_What is being asked_:
Only lines containing the word "header" are needed; pull them out of the material.

_Supplied information_:
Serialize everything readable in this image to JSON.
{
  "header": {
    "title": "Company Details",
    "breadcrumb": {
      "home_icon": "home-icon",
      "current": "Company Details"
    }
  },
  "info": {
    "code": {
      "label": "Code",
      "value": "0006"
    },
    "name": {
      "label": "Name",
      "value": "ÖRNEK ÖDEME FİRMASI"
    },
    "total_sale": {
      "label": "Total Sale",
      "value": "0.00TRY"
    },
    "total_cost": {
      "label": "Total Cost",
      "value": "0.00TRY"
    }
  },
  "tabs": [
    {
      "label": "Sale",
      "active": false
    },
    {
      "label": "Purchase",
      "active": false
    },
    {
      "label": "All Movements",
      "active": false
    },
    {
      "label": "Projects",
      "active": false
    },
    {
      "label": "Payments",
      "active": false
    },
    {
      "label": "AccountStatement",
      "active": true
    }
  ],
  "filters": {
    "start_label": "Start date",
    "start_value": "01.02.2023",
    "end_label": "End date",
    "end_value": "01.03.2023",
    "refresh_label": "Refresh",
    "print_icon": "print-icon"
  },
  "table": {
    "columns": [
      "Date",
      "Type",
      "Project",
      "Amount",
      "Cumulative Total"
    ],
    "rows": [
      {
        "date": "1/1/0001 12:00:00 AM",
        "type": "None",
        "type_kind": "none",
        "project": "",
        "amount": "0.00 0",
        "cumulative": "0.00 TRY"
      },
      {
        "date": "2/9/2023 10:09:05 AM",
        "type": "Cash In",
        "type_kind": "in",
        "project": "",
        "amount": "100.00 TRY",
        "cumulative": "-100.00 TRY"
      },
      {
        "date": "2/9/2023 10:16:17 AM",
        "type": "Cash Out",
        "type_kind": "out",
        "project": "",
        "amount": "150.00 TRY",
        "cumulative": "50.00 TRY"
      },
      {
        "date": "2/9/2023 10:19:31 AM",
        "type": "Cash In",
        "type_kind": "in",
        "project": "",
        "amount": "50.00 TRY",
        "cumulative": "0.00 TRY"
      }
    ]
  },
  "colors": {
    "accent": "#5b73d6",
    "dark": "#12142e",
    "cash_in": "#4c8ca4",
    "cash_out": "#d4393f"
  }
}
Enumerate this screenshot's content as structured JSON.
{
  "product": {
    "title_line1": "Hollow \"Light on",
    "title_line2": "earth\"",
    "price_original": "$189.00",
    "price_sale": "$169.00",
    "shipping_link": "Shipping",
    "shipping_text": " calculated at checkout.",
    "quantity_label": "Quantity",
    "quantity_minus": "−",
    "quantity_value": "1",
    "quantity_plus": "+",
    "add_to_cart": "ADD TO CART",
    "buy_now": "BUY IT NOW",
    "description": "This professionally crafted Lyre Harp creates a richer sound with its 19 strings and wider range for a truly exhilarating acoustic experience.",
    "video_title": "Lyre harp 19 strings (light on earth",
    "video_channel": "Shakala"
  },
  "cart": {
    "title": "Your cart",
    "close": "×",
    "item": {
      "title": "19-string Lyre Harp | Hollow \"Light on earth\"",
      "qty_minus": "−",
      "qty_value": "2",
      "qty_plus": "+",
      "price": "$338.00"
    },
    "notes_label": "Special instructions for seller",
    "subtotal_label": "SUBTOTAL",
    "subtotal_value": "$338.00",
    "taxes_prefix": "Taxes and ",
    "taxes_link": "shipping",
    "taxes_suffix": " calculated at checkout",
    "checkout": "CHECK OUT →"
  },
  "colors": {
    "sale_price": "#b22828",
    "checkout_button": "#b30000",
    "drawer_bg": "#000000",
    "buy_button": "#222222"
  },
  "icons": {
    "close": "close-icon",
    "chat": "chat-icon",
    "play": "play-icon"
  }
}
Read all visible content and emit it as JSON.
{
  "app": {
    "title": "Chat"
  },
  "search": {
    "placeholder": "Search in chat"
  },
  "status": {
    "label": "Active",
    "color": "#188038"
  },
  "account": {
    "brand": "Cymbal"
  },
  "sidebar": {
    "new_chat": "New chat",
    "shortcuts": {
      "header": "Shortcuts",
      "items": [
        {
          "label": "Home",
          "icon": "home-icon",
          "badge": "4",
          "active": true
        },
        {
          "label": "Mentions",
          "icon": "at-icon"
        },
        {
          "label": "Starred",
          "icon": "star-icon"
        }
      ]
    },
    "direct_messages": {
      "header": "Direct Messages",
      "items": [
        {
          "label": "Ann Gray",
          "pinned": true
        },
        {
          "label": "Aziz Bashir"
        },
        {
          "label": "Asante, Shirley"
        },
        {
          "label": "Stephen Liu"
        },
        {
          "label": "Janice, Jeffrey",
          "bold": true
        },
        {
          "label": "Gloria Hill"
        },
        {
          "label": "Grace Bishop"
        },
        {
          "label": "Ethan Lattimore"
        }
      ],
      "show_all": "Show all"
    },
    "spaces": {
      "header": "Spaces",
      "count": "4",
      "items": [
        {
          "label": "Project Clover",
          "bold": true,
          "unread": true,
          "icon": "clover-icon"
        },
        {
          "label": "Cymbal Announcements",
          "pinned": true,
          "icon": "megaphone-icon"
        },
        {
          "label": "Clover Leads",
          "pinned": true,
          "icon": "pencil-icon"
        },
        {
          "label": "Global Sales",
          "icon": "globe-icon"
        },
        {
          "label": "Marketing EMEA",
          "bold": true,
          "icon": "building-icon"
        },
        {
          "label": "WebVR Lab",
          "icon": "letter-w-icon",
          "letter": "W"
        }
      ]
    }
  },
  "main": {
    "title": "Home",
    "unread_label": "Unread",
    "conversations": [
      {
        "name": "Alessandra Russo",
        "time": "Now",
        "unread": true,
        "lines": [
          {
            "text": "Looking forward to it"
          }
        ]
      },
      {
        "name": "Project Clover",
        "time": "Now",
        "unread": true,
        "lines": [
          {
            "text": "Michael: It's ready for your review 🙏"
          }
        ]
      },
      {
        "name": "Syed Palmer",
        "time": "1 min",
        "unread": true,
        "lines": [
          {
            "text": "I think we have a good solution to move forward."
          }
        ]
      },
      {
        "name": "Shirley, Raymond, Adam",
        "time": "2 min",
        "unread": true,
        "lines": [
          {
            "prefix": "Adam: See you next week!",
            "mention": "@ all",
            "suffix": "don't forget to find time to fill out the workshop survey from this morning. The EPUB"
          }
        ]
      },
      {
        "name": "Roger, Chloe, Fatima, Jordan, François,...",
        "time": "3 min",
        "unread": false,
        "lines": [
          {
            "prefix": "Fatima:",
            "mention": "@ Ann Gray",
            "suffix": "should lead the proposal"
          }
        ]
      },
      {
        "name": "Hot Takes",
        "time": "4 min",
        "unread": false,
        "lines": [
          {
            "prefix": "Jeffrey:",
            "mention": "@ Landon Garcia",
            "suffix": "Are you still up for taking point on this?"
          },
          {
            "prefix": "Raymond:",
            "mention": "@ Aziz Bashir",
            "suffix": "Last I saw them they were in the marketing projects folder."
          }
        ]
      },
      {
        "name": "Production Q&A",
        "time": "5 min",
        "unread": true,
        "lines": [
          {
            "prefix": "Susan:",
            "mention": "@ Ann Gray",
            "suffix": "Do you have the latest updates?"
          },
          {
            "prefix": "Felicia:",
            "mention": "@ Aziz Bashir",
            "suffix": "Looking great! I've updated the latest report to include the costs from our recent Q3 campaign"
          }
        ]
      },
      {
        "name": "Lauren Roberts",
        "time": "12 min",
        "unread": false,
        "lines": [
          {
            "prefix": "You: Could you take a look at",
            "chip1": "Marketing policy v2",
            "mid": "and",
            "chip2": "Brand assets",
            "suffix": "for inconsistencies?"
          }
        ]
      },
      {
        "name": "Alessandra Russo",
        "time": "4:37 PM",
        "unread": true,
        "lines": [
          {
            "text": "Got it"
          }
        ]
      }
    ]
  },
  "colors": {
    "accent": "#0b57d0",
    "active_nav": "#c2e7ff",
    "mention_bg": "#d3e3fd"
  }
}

_Answer to the exercise_:
  "header": {
      "header": "Shortcuts",
      "header": "Direct Messages",
      "header": "Spaces",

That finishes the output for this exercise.